The first meeting is scheduled to take place on March 3rd in Brussels.

A statement released after the meeting said: “On this occasion, they will establish a set of indicators allowing for real time evaluation of the situation at our borders, and, with an aim to be able to respond to any difficulty, will continue their discussions on implementing new tools for solidarity at the external borders.”

Step by step

The statement also confirmed EU countries agreed to take a step-by-step approach on plans for reforming the EU’s asylum rules.

“The ministers also discussed the issues of asylum and immigration,” it read.

“They expressed their support for the phased approach, step by step, put forward by the French Presidency to make headway on these complex negotiations.

“On this basis, the Council will work over the coming weeks to define a first step of the reform of the European immigration and asylum system, which will fully respect the balance between the requirements of responsibility and solidarity.”

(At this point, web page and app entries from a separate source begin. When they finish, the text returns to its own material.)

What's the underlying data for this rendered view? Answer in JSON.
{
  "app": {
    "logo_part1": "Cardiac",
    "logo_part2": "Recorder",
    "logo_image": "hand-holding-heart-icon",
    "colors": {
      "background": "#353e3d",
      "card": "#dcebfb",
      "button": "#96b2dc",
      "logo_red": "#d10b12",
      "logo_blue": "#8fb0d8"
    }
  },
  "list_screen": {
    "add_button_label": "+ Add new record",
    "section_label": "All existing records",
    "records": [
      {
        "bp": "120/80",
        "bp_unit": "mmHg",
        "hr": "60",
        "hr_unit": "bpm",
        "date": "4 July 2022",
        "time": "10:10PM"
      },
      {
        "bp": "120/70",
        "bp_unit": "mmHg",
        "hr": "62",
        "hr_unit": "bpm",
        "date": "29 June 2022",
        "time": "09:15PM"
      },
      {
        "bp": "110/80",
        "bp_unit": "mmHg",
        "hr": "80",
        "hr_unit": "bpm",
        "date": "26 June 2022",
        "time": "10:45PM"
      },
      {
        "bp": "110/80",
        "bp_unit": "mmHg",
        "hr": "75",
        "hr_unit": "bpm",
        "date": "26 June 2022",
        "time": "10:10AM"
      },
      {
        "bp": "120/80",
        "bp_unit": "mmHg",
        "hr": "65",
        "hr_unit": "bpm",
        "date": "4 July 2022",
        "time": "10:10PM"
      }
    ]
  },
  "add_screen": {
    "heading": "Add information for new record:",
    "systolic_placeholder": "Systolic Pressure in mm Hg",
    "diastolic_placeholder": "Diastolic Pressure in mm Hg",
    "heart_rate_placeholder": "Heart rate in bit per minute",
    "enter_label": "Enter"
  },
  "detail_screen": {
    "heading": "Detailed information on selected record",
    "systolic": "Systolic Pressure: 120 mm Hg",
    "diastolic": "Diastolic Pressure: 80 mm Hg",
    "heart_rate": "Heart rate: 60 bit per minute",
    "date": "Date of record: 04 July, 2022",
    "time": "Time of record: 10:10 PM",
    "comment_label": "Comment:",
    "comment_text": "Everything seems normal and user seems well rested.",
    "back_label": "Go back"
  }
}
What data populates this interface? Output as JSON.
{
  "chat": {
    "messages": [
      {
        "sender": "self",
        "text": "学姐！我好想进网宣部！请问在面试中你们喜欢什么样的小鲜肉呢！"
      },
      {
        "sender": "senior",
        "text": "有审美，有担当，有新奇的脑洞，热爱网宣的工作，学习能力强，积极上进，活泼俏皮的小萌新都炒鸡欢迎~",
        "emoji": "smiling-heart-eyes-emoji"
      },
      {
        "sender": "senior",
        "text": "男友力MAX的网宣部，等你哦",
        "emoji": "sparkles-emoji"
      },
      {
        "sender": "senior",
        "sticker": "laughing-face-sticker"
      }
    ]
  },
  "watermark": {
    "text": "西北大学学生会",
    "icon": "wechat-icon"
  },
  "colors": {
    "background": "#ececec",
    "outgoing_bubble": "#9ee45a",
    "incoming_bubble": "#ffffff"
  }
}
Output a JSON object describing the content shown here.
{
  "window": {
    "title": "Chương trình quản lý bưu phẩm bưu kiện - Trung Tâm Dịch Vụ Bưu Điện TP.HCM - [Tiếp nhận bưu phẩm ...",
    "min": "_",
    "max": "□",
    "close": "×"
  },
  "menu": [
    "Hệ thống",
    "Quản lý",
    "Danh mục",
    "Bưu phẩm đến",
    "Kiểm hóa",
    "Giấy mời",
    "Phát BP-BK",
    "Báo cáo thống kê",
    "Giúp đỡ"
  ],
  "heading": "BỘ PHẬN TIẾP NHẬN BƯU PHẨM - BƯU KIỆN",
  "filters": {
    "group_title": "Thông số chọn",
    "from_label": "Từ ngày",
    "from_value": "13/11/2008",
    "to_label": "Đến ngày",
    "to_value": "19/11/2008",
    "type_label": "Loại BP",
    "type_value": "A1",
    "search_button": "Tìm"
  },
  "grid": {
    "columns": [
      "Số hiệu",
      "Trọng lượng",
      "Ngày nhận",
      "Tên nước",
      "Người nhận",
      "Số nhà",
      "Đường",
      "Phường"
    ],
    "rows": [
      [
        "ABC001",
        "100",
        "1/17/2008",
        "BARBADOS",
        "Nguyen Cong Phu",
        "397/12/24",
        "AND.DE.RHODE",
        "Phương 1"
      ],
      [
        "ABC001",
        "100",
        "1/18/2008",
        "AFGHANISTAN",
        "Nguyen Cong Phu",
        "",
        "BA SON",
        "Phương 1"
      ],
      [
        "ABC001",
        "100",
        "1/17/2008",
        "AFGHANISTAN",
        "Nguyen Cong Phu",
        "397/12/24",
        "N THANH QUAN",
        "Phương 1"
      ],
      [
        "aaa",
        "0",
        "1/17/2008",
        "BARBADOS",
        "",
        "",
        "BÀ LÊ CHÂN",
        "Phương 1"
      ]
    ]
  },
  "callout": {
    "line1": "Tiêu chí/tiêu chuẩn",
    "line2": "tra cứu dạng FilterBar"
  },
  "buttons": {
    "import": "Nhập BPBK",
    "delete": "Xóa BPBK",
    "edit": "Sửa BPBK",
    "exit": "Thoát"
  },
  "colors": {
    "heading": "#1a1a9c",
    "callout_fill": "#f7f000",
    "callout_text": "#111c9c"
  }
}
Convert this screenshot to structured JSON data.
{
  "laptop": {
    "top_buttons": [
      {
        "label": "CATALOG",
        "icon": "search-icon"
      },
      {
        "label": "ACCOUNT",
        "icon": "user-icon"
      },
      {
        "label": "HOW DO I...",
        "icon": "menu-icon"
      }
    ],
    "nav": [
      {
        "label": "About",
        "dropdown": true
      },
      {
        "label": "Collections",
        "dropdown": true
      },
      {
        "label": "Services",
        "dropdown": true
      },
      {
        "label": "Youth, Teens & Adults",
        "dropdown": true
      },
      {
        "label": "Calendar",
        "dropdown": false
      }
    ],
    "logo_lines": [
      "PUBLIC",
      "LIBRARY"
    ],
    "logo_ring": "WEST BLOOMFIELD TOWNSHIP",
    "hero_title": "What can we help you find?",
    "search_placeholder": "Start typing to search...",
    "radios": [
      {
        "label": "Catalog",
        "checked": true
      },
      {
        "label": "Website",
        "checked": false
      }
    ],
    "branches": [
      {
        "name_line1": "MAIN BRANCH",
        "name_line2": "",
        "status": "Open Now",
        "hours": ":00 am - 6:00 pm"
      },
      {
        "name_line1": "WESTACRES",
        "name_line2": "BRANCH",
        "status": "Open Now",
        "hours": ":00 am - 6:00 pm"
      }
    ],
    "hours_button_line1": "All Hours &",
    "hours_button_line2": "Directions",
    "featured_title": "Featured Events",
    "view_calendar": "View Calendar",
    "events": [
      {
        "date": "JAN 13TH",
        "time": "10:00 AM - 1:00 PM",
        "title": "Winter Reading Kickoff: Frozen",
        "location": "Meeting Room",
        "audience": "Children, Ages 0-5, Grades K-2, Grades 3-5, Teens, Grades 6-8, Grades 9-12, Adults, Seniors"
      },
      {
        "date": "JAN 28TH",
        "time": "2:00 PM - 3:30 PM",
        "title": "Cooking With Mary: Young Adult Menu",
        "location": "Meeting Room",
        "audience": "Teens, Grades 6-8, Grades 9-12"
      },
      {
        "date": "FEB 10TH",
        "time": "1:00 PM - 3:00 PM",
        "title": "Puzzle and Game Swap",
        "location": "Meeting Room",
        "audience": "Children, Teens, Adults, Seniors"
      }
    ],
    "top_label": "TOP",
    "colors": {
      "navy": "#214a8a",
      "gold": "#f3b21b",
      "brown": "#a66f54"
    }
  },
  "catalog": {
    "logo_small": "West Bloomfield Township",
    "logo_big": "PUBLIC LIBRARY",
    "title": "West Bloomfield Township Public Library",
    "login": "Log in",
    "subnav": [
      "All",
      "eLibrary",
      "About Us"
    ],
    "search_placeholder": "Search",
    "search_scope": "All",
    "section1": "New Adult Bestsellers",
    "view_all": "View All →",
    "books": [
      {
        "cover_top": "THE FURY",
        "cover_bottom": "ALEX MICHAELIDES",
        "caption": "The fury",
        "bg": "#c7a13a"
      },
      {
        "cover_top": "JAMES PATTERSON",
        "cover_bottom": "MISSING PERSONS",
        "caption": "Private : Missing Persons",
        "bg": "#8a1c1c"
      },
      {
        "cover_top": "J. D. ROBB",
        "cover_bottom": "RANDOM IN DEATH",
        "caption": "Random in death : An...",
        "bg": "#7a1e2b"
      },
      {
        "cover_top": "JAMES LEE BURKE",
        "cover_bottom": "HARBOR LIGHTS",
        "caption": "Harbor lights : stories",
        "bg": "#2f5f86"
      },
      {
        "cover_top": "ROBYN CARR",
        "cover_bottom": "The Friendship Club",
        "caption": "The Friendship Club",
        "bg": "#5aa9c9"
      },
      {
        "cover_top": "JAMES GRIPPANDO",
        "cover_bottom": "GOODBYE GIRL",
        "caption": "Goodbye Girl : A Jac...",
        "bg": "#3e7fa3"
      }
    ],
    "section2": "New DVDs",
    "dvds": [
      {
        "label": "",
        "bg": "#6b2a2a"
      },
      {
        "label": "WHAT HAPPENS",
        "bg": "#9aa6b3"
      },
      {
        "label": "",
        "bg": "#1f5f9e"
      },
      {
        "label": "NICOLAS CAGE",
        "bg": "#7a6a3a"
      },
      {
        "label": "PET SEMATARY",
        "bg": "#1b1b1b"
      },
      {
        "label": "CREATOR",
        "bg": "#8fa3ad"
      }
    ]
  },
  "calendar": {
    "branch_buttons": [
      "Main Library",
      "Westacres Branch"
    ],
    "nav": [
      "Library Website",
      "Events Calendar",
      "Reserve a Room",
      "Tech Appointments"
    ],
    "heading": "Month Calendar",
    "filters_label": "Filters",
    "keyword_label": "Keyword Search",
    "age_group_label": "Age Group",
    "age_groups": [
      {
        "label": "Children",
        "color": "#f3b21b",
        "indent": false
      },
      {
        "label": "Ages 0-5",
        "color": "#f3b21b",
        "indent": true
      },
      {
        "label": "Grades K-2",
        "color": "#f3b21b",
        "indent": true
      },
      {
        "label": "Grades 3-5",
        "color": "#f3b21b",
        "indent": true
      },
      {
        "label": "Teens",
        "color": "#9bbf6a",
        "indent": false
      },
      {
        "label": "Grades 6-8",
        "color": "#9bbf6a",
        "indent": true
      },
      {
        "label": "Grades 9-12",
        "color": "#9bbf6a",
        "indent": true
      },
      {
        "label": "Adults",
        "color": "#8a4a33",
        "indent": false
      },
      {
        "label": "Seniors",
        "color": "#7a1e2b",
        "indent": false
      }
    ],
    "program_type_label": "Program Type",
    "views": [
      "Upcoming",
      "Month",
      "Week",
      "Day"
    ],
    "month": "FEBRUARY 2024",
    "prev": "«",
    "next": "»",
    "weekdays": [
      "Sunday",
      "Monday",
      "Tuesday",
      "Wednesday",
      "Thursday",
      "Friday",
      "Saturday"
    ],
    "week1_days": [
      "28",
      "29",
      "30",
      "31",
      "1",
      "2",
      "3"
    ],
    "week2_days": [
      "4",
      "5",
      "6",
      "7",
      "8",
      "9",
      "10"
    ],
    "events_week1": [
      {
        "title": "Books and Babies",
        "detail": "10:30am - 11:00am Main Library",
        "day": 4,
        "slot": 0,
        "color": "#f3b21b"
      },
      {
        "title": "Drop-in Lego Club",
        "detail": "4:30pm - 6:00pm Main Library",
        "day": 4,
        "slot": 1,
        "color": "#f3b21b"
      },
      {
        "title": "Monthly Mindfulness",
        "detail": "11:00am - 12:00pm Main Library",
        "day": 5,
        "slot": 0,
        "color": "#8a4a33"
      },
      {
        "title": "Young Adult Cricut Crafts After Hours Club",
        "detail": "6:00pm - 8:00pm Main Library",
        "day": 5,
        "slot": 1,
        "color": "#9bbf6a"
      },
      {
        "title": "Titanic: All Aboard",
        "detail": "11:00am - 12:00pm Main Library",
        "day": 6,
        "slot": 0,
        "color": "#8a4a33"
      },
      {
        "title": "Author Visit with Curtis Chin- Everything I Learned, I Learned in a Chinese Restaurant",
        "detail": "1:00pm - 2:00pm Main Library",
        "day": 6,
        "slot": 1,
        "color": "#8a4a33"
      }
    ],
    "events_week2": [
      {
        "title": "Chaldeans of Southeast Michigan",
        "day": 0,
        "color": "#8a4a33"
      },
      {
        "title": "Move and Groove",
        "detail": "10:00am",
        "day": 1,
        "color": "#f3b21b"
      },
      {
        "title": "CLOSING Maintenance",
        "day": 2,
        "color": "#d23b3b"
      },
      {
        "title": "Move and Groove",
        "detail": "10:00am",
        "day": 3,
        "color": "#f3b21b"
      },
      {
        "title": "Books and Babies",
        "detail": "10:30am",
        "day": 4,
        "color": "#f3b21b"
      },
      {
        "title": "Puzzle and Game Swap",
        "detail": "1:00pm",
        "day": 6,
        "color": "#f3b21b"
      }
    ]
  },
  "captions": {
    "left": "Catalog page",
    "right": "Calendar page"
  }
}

A planned overhaul of EU migration policy has so far foundered on the refusal of countries such as the Czech Republic, Hungary, Poland and Slovakia to accept a sharing out of asylum-seekers across the bloc.

That forces countries on the EU’s outer southern rim – Italy, Greece, Malta and Spain – to take responsibility for handling irregular migrants, many of whom are intent on making their way to Europe’s wealthier northern nations.

France is pushing for member states to commit to reinforcing the EU’s external borders by recording the details of every foreign arrival and improving vetting procedures.

It also wants recalcitrant EU countries to financially help out the ones on the frontline of migration flows if they do not take in asylum-seekers themselves.

Johansson was critical of the fact that, last year, “45,000 irregular arrivals” were not entered into the common Eurodac database containing the fingerprints of migrants and asylum-seekers.

Earlier, German Interior Minister Nancy Faeser suggested her country, France and others could form a “coalition of the willing” to take in asylum-seekers even if no bloc-wide agreement was struck to share them across member states.

She noted that Macron spoke of a dozen countries in that grouping, but added that was probably “very optimistic”.

Luxembourg’s foreign minister, Jean Asselborn, hailed what he said was “a less negative atmosphere” in Thursday’s meeting compared to previous talks.

But he cautioned that “we cannot let a few countries do their EU duty… while others look away”.

France is now working on reconciling positions with the aim of presenting propositions at a March 3rd meeting on European affairs.